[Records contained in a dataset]
Start of Block

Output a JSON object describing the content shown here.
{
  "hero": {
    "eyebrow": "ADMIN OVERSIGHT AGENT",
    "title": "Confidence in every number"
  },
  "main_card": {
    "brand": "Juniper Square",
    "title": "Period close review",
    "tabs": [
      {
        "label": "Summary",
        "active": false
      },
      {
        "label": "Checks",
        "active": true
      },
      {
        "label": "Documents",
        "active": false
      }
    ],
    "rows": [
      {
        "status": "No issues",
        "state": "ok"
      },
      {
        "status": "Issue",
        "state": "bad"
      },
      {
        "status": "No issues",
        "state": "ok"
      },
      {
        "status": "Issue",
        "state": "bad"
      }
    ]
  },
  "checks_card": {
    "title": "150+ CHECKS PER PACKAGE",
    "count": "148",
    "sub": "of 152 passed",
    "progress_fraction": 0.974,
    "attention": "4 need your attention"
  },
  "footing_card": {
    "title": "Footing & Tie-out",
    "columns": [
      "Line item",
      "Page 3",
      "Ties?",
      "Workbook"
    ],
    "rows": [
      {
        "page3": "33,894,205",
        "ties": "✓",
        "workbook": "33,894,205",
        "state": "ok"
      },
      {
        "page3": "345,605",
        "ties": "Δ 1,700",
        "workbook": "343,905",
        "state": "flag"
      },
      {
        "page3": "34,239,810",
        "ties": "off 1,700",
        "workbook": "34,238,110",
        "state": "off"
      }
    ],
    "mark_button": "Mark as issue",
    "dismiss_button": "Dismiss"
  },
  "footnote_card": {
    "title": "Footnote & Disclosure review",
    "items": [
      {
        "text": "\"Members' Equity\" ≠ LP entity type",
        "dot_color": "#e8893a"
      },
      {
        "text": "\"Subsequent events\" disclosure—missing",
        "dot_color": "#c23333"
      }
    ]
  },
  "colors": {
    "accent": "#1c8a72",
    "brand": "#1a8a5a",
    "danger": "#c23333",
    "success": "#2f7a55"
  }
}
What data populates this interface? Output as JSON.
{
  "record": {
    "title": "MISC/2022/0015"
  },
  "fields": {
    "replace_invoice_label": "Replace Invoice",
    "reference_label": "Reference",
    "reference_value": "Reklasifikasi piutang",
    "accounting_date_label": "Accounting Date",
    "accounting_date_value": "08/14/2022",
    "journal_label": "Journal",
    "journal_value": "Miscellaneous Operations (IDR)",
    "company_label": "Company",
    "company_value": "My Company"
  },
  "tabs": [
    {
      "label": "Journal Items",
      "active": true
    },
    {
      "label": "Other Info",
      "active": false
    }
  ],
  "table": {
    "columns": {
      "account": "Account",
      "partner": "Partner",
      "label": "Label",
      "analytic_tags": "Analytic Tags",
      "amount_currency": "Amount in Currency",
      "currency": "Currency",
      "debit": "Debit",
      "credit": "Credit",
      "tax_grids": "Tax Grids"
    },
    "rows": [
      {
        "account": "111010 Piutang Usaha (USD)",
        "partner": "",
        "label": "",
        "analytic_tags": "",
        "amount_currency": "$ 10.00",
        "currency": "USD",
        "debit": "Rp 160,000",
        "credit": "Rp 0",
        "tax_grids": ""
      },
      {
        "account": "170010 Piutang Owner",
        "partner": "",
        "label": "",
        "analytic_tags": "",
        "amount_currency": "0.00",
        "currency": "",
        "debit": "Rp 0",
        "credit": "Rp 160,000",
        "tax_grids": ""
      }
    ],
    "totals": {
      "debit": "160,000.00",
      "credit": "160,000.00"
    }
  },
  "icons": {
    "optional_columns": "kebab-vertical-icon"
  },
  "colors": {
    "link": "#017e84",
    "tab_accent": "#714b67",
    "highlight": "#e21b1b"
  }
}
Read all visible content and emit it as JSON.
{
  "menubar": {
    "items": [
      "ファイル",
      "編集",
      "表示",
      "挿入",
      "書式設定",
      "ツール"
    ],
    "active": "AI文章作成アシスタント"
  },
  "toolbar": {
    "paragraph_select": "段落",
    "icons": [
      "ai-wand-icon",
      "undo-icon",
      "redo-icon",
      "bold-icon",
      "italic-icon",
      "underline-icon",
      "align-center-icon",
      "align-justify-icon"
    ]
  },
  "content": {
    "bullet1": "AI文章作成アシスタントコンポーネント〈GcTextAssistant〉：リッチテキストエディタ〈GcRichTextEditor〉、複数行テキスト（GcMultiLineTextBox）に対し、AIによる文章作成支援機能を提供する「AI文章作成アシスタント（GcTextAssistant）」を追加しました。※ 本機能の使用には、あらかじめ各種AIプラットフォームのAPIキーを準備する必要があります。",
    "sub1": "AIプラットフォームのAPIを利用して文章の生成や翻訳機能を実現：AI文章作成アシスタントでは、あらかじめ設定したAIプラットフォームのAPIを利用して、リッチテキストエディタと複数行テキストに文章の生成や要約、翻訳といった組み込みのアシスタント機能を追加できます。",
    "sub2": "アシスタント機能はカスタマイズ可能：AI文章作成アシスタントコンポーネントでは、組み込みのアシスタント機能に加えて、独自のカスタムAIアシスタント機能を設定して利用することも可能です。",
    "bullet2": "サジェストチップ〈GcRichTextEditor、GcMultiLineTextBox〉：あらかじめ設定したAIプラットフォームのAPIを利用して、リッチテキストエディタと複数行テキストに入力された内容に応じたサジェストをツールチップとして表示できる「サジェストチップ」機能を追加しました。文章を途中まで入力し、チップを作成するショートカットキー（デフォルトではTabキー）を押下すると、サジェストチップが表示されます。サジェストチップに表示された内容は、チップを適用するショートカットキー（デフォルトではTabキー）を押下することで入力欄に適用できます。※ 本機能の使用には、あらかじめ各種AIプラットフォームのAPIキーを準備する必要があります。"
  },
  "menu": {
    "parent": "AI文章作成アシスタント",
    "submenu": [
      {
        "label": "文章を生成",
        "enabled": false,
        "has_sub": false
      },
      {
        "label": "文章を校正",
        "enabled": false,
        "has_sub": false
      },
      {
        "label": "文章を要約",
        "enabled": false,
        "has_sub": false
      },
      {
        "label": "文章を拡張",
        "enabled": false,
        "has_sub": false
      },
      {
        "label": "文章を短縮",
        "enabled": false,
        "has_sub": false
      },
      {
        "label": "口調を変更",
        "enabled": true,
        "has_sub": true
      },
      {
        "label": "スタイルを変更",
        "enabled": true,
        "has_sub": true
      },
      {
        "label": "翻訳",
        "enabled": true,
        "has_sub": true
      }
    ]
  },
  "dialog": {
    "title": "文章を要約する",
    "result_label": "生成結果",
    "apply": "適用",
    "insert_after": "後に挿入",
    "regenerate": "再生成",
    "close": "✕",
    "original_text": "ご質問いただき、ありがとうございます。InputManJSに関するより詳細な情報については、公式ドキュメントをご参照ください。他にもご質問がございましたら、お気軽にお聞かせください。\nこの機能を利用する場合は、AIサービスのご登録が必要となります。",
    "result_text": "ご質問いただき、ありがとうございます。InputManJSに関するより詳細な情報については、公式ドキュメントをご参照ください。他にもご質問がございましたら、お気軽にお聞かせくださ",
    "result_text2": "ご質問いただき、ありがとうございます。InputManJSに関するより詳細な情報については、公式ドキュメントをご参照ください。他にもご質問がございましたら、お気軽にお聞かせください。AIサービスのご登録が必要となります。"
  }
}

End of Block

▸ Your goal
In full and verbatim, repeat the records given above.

▸ Your response
Output a JSON object describing the content shown here.
{
  "hero": {
    "eyebrow": "ADMIN OVERSIGHT AGENT",
    "title": "Confidence in every number"
  },
  "main_card": {
    "brand": "Juniper Square",
    "title": "Period close review",
    "tabs": [
      {
        "label": "Summary",
        "active": false
      },
      {
        "label": "Checks",
        "active": true
      },
      {
        "label": "Documents",
        "active": false
      }
    ],
    "rows": [
      {
        "status": "No issues",
        "state": "ok"
      },
      {
        "status": "Issue",
        "state": "bad"
      },
      {
        "status": "No issues",
        "state": "ok"
      },
      {
        "status": "Issue",
        "state": "bad"
      }
    ]
  },
  "checks_card": {
    "title": "150+ CHECKS PER PACKAGE",
    "count": "148",
    "sub": "of 152 passed",
    "progress_fraction": 0.974,
    "attention": "4 need your attention"
  },
  "footing_card": {
    "title": "Footing & Tie-out",
    "columns": [
      "Line item",
      "Page 3",
      "Ties?",
      "Workbook"
    ],
    "rows": [
      {
        "page3": "33,894,205",
        "ties": "✓",
        "workbook": "33,894,205",
        "state": "ok"
      },
      {
        "page3": "345,605",
        "ties": "Δ 1,700",
        "workbook": "343,905",
        "state": "flag"
      },
      {
        "page3": "34,239,810",
        "ties": "off 1,700",
        "workbook": "34,238,110",
        "state": "off"
      }
    ],
    "mark_button": "Mark as issue",
    "dismiss_button": "Dismiss"
  },
  "footnote_card": {
    "title": "Footnote & Disclosure review",
    "items": [
      {
        "text": "\"Members' Equity\" ≠ LP entity type",
        "dot_color": "#e8893a"
      },
      {
        "text": "\"Subsequent events\" disclosure—missing",
        "dot_color": "#c23333"
      }
    ]
  },
  "colors": {
    "accent": "#1c8a72",
    "brand": "#1a8a5a",
    "danger": "#c23333",
    "success": "#2f7a55"
  }
}
What data populates this interface? Output as JSON.
{
  "record": {
    "title": "MISC/2022/0015"
  },
  "fields": {
    "replace_invoice_label": "Replace Invoice",
    "reference_label": "Reference",
    "reference_value": "Reklasifikasi piutang",
    "accounting_date_label": "Accounting Date",
    "accounting_date_value": "08/14/2022",
    "journal_label": "Journal",
    "journal_value": "Miscellaneous Operations (IDR)",
    "company_label": "Company",
    "company_value": "My Company"
  },
  "tabs": [
    {
      "label": "Journal Items",
      "active": true
    },
    {
      "label": "Other Info",
      "active": false
    }
  ],
  "table": {
    "columns": {
      "account": "Account",
      "partner": "Partner",
      "label": "Label",
      "analytic_tags": "Analytic Tags",
      "amount_currency": "Amount in Currency",
      "currency": "Currency",
      "debit": "Debit",
      "credit": "Credit",
      "tax_grids": "Tax Grids"
    },
    "rows": [
      {
        "account": "111010 Piutang Usaha (USD)",
        "partner": "",
        "label": "",
        "analytic_tags": "",
        "amount_currency": "$ 10.00",
        "currency": "USD",
        "debit": "Rp 160,000",
        "credit": "Rp 0",
        "tax_grids": ""
      },
      {
        "account": "170010 Piutang Owner",
        "partner": "",
        "label": "",
        "analytic_tags": "",
        "amount_currency": "0.00",
        "currency": "",
        "debit": "Rp 0",
        "credit": "Rp 160,000",
        "tax_grids": ""
      }
    ],
    "totals": {
      "debit": "160,000.00",
      "credit": "160,000.00"
    }
  },
  "icons": {
    "optional_columns": "kebab-vertical-icon"
  },
  "colors": {
    "link": "#017e84",
    "tab_accent": "#714b67",
    "highlight": "#e21b1b"
  }
}
Read all visible content and emit it as JSON.
{
  "menubar": {
    "items": [
      "ファイル",
      "編集",
      "表示",
      "挿入",
      "書式設定",
      "ツール"
    ],
    "active": "AI文章作成アシスタント"
  },
  "toolbar": {
    "paragraph_select": "段落",
    "icons": [
      "ai-wand-icon",
      "undo-icon",
      "redo-icon",
      "bold-icon",
      "italic-icon",
      "underline-icon",
      "align-center-icon",
      "align-justify-icon"
    ]
  },
  "content": {
    "bullet1": "AI文章作成アシスタントコンポーネント〈GcTextAssistant〉：リッチテキストエディタ〈GcRichTextEditor〉、複数行テキスト（GcMultiLineTextBox）に対し、AIによる文章作成支援機能を提供する「AI文章作成アシスタント（GcTextAssistant）」を追加しました。※ 本機能の使用には、あらかじめ各種AIプラットフォームのAPIキーを準備する必要があります。",
    "sub1": "AIプラットフォームのAPIを利用して文章の生成や翻訳機能を実現：AI文章作成アシスタントでは、あらかじめ設定したAIプラットフォームのAPIを利用して、リッチテキストエディタと複数行テキストに文章の生成や要約、翻訳といった組み込みのアシスタント機能を追加できます。",
    "sub2": "アシスタント機能はカスタマイズ可能：AI文章作成アシスタントコンポーネントでは、組み込みのアシスタント機能に加えて、独自のカスタムAIアシスタント機能を設定して利用することも可能です。",
    "bullet2": "サジェストチップ〈GcRichTextEditor、GcMultiLineTextBox〉：あらかじめ設定したAIプラットフォームのAPIを利用して、リッチテキストエディタと複数行テキストに入力された内容に応じたサジェストをツールチップとして表示できる「サジェストチップ」機能を追加しました。文章を途中まで入力し、チップを作成するショートカットキー（デフォルトではTabキー）を押下すると、サジェストチップが表示されます。サジェストチップに表示された内容は、チップを適用するショートカットキー（デフォルトではTabキー）を押下することで入力欄に適用できます。※ 本機能の使用には、あらかじめ各種AIプラットフォームのAPIキーを準備する必要があります。"
  },
  "menu": {
    "parent": "AI文章作成アシスタント",
    "submenu": [
      {
        "label": "文章を生成",
        "enabled": false,
        "has_sub": false
      },
      {
        "label": "文章を校正",
        "enabled": false,
        "has_sub": false
      },
      {
        "label": "文章を要約",
        "enabled": false,
        "has_sub": false
      },
      {
        "label": "文章を拡張",
        "enabled": false,
        "has_sub": false
      },
      {
        "label": "文章を短縮",
        "enabled": false,
        "has_sub": false
      },
      {
        "label": "口調を変更",
        "enabled": true,
        "has_sub": true
      },
      {
        "label": "スタイルを変更",
        "enabled": true,
        "has_sub": true
      },
      {
        "label": "翻訳",
        "enabled": true,
        "has_sub": true
      }
    ]
  },
  "dialog": {
    "title": "文章を要約する",
    "result_label": "生成結果",
    "apply": "適用",
    "insert_after": "後に挿入",
    "regenerate": "再生成",
    "close": "✕",
    "original_text": "ご質問いただき、ありがとうございます。InputManJSに関するより詳細な情報については、公式ドキュメントをご参照ください。他にもご質問がございましたら、お気軽にお聞かせください。\nこの機能を利用する場合は、AIサービスのご登録が必要となります。",
    "result_text": "ご質問いただき、ありがとうございます。InputManJSに関するより詳細な情報については、公式ドキュメントをご参照ください。他にもご質問がございましたら、お気軽にお聞かせくださ",
    "result_text2": "ご質問いただき、ありがとうございます。InputManJSに関するより詳細な情報については、公式ドキュメントをご参照ください。他にもご質問がございましたら、お気軽にお聞かせください。AIサービスのご登録が必要となります。"
  }
}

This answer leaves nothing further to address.